The Civil Aviation Department is experiencing a staffing crisis, says President of the Barbados Air Traffic Control Association (BATCA), Rico Simpson.
He explained that 41 fully rated controllers and ten cadets are performing the job of 72 fully rated controllers.
Addressing BATCA’s 40th Anniversary Dinner and Awards Ceremony held at the Hilton Barbados Resort on Friday night, he expressed that this places tremendous strain on the Operations section as it is often very difficult to pull controllers off the shift for development or refresher training, which is a local and international requirement.
Simpson also pointed out that the entire Civil Aviation management team has been acting in positions for several years, with some even retired and never appointed to the post.
“This poses a greater challenge to the already strained system and is extremely frustrating especially since some of these management positions were advertised several months ago and no interviews for appointments have been conducted.”
The President is therefore calling on the Minister responsible for the Civil Service, Prime Minister the Rt. Hon. Freundel Stuart to give this matter of appointments of staff in the Civil Aviation Department his very urgent attention.
“Simply because we cannot expect the rest of the world to take us seriously when it appears that we want to have a movie cast at the helm of a very important and critical department of government,” he stressed.
“Therefore, the association looks forward to the appointment of persons to posts starting with the position of Director of Civil Aviation and proceed down the ranks as per the agreement between the Barbados Workers’ Union and the Ministry.

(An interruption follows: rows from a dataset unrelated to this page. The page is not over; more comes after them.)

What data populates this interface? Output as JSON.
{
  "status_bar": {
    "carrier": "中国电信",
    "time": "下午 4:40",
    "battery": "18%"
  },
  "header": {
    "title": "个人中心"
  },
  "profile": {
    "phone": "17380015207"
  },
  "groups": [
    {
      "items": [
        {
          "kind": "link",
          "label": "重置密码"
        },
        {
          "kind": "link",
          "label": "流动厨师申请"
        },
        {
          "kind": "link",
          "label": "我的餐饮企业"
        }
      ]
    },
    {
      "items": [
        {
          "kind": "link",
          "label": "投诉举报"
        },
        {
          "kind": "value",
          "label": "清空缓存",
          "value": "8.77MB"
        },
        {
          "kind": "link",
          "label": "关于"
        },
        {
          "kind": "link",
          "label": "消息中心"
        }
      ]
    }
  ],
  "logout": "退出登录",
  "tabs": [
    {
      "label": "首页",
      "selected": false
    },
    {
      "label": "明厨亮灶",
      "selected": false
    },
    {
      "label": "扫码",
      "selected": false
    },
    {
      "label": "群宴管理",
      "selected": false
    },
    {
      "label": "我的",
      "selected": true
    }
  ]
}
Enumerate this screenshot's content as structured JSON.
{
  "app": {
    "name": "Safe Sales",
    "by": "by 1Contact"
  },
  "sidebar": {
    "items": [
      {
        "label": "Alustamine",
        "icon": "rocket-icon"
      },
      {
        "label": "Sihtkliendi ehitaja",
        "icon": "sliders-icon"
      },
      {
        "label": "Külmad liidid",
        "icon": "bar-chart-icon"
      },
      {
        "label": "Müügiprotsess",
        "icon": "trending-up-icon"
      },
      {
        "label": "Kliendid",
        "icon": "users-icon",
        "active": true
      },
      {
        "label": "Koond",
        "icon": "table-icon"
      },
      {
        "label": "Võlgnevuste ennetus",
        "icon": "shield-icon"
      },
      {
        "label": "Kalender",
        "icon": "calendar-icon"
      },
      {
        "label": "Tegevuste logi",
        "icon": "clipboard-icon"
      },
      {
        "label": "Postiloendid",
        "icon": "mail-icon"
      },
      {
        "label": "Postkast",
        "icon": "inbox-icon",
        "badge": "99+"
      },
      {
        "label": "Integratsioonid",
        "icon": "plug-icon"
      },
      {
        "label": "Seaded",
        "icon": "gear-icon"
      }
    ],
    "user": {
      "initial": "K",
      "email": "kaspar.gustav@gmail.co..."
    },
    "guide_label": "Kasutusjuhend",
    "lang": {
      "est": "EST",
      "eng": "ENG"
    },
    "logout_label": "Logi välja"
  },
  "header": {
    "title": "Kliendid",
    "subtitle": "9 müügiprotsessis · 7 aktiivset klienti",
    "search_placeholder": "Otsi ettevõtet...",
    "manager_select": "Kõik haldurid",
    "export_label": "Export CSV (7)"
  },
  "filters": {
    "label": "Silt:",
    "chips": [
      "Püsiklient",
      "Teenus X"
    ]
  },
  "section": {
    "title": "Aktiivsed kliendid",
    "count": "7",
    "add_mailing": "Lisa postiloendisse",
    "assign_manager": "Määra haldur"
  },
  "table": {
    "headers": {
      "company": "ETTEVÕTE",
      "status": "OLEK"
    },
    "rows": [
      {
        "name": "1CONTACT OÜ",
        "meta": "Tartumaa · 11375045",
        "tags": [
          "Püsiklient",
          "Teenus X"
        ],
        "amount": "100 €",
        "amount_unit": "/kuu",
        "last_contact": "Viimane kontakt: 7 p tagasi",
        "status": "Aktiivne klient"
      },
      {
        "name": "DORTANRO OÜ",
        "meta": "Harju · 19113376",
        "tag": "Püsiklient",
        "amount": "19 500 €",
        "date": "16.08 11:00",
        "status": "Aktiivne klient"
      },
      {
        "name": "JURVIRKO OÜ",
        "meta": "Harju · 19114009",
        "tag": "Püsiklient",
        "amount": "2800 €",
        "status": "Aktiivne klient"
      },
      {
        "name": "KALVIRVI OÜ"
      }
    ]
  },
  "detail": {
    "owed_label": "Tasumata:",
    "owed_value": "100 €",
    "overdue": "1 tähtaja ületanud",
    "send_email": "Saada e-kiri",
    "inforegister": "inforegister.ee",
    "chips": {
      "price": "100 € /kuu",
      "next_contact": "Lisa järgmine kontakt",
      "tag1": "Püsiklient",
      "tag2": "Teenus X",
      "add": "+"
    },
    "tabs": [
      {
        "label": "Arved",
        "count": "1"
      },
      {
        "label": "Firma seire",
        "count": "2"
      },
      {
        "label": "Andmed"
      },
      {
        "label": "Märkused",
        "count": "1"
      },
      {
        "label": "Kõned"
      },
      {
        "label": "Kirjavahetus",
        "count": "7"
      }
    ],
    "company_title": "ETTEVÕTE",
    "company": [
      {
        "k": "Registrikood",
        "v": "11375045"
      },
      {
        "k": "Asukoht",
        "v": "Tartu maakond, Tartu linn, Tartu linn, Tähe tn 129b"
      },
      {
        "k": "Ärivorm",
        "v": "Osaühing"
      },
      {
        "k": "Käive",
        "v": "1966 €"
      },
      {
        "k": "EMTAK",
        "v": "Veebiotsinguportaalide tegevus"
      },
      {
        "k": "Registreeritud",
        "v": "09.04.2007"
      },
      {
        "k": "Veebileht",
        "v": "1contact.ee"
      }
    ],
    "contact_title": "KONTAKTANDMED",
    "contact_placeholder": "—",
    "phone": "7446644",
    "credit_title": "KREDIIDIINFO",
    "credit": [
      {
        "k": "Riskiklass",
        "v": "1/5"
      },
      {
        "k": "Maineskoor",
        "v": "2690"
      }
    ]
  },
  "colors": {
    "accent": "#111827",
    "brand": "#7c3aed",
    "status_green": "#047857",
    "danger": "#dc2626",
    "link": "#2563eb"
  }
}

This would be the first step in bringing some semblance of order to a department where anyone can be moved at any time because no one is appointed anywhere,” it was further noted.
During the ceremony, Minister of Tourism and International Transport, Richard Sealy, assured the Association that government recognises the need for more staff. He noted that cadets are currently in training.
“If we continue to develop tourism on its present course with more hotel rooms, the cruise industry with more breathing space at the Bridgetown Port, more home porters – the airport is only going to get busier and busier, and therefore we will need to have more skilled air traffic controllers and we will need to have more numbers as well,” he pointed out.
Sealy also shared that the Grantley Adams International Airport (GAIA) expansion plan includes the construction of a new tower.
“While we have done a lot with the existing tower, there is only so much we can do with that old plant. Therefore, in the context of the jet bridges, proposed expansion to the arrival area and improvements to the shopping experience... The question of a new control tower has been high priority in terms of the airport expansion project,” the Minister said. (TL)